Feed on the floor is by far the most common reason why rats and mice are attracted to the chicken coop in the first place. This might be spilled feed from a poorly-designed feeder, the wasted ingredients from a grain mix or uneaten scraps.

If there is never feed on the floor, especially overnight, rodents are far less likely to find your chicken coop an attractive place to live.

Avoid rodent problems by starting out with good habits. Never feed your chickens on the floor, always clean up uneaten scraps and any spilled feed. Avoid grain mixes that encourage waste and invest in a feeder that actually does the job of keeping the feed inside. Dine a Chook Feeders have a specially-designed, patented feeding bay system for just this purpose!

10. Not quarantining new birds

When you get your first chickens, you obviously don’t need to quarantine them. But many chicken keepers forget to quarantine new birds as they begin to add to their flock (chicken math is real!).

Once you have chickens, any new bird poses the risk of introducing disease into your flock. Disease outbreaks can cause the death of your birds, as well as decreasing production.

The best way to protect your flock is by quarantining any new birds for a minimum of 2 weeks (a month is better) prior to introducing them to your flock.
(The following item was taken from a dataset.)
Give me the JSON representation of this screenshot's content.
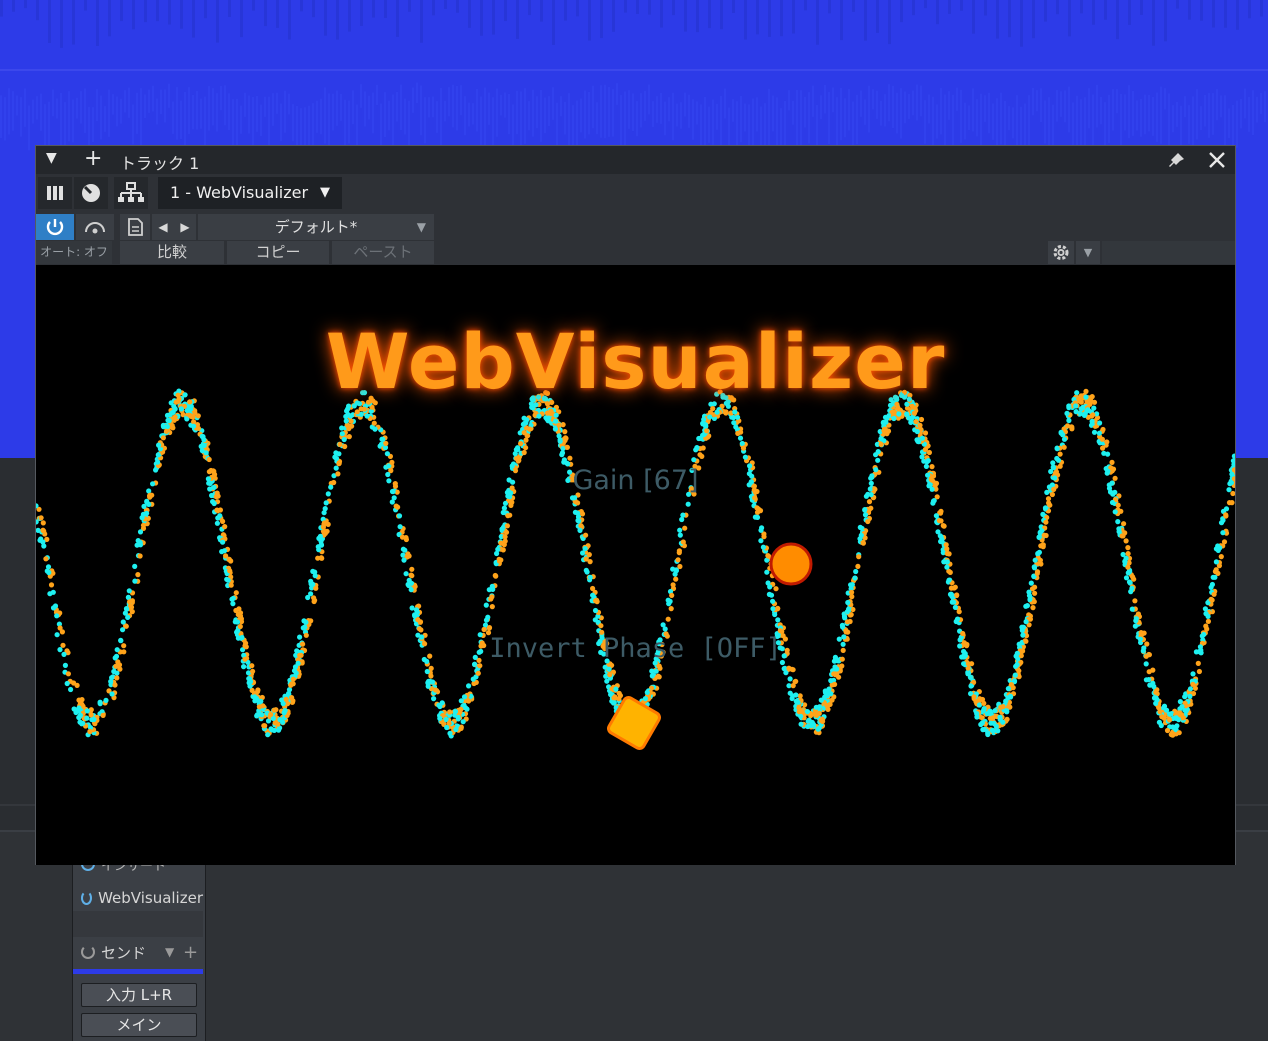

While maintaining a separated quarantine pen can be a pain, and impossible in some backyards, it is worth it. It is always heart-breaking when a new chicken keeper adds to their flock, only to lose birds because they didn’t quarantine!

You can read more about chicken quarantine here.

For more information for new chicken keepers, visit these handy blog posts:

Happy chicken keeping!

Rachael at Dine a Chook Australia

Recent Posts

Jul 16, 2024

How To Keep Wild Birds Out of the Chicken Coop

How to Keep Wild Birds Out of the Chicken Coop Wild birds are one of the main sources of parasi[...]
Jun 21, 2024

How Smart Are Chickens?

Chickens are much smarter than you think! Chickens’ intelligence is often underestimated. But b[...]